Data for this task »
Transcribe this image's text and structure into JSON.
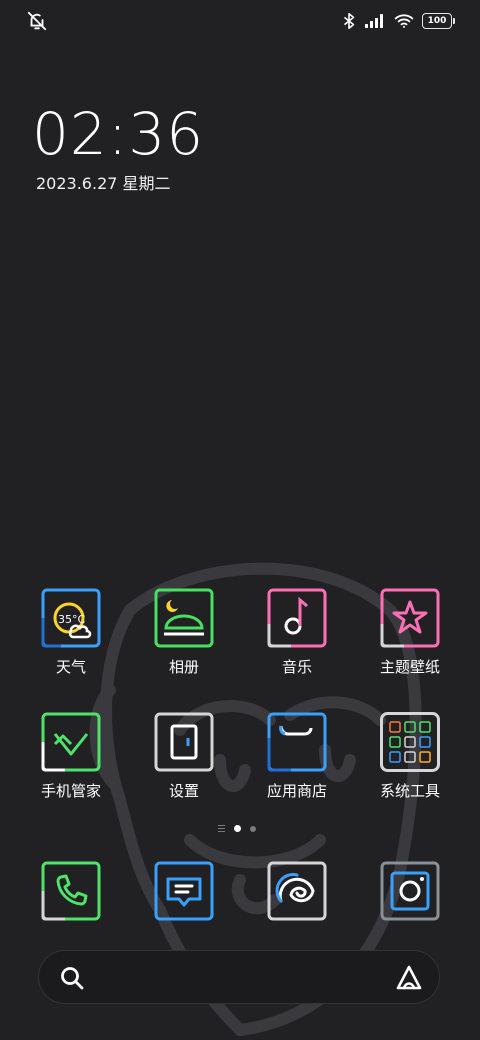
{
  "status_bar": {
    "left_icon": "bell-muted-icon",
    "bluetooth_icon": "bluetooth-icon",
    "signal_icon": "signal-bars-icon",
    "wifi_icon": "wifi-icon",
    "battery_level": "100"
  },
  "clock": {
    "time": "02:36",
    "date": "2023.6.27 星期二"
  },
  "apps_row1": [
    {
      "label": "天气",
      "icon": "weather-icon",
      "temp": "35°C",
      "color": "#3aa0ff"
    },
    {
      "label": "相册",
      "icon": "gallery-icon",
      "color": "#48e060"
    },
    {
      "label": "音乐",
      "icon": "music-icon",
      "color": "#ff6fb5"
    },
    {
      "label": "主题壁纸",
      "icon": "theme-star-icon",
      "color": "#ff6fb5"
    }
  ],
  "apps_row2": [
    {
      "label": "手机管家",
      "icon": "security-icon",
      "color": "#4ee46a"
    },
    {
      "label": "设置",
      "icon": "settings-icon",
      "color": "#d6d6d6"
    },
    {
      "label": "应用商店",
      "icon": "app-store-icon",
      "color": "#3aa0ff"
    },
    {
      "label": "系统工具",
      "icon": "folder-icon",
      "color": "#d6d6d6"
    }
  ],
  "page_indicator": {
    "pages": 2,
    "current": 1
  },
  "dock": [
    {
      "icon": "phone-icon",
      "color": "#4ee46a"
    },
    {
      "icon": "messages-icon",
      "color": "#3aa0ff"
    },
    {
      "icon": "browser-icon",
      "color": "#d6d6d6"
    },
    {
      "icon": "camera-icon",
      "color": "#8a9098"
    }
  ],
  "search": {
    "icon": "search-icon",
    "assistant_icon": "assistant-icon"
  }
}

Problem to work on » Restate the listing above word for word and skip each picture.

Exercise result »
Transcribe this image's text and structure into JSON.
{
  "status_bar": {
    "left_icon": "bell-muted-icon",
    "bluetooth_icon": "bluetooth-icon",
    "signal_icon": "signal-bars-icon",
    "wifi_icon": "wifi-icon",
    "battery_level": "100"
  },
  "clock": {
    "time": "02:36",
    "date": "2023.6.27 星期二"
  },
  "apps_row1": [
    {
      "label": "天气",
      "icon": "weather-icon",
      "temp": "35°C",
      "color": "#3aa0ff"
    },
    {
      "label": "相册",
      "icon": "gallery-icon",
      "color": "#48e060"
    },
    {
      "label": "音乐",
      "icon": "music-icon",
      "color": "#ff6fb5"
    },
    {
      "label": "主题壁纸",
      "icon": "theme-star-icon",
      "color": "#ff6fb5"
    }
  ],
  "apps_row2": [
    {
      "label": "手机管家",
      "icon": "security-icon",
      "color": "#4ee46a"
    },
    {
      "label": "设置",
      "icon": "settings-icon",
      "color": "#d6d6d6"
    },
    {
      "label": "应用商店",
      "icon": "app-store-icon",
      "color": "#3aa0ff"
    },
    {
      "label": "系统工具",
      "icon": "folder-icon",
      "color": "#d6d6d6"
    }
  ],
  "page_indicator": {
    "pages": 2,
    "current": 1
  },
  "dock": [
    {
      "icon": "phone-icon",
      "color": "#4ee46a"
    },
    {
      "icon": "messages-icon",
      "color": "#3aa0ff"
    },
    {
      "icon": "browser-icon",
      "color": "#d6d6d6"
    },
    {
      "icon": "camera-icon",
      "color": "#8a9098"
    }
  ],
  "search": {
    "icon": "search-icon",
    "assistant_icon": "assistant-icon"
  }
}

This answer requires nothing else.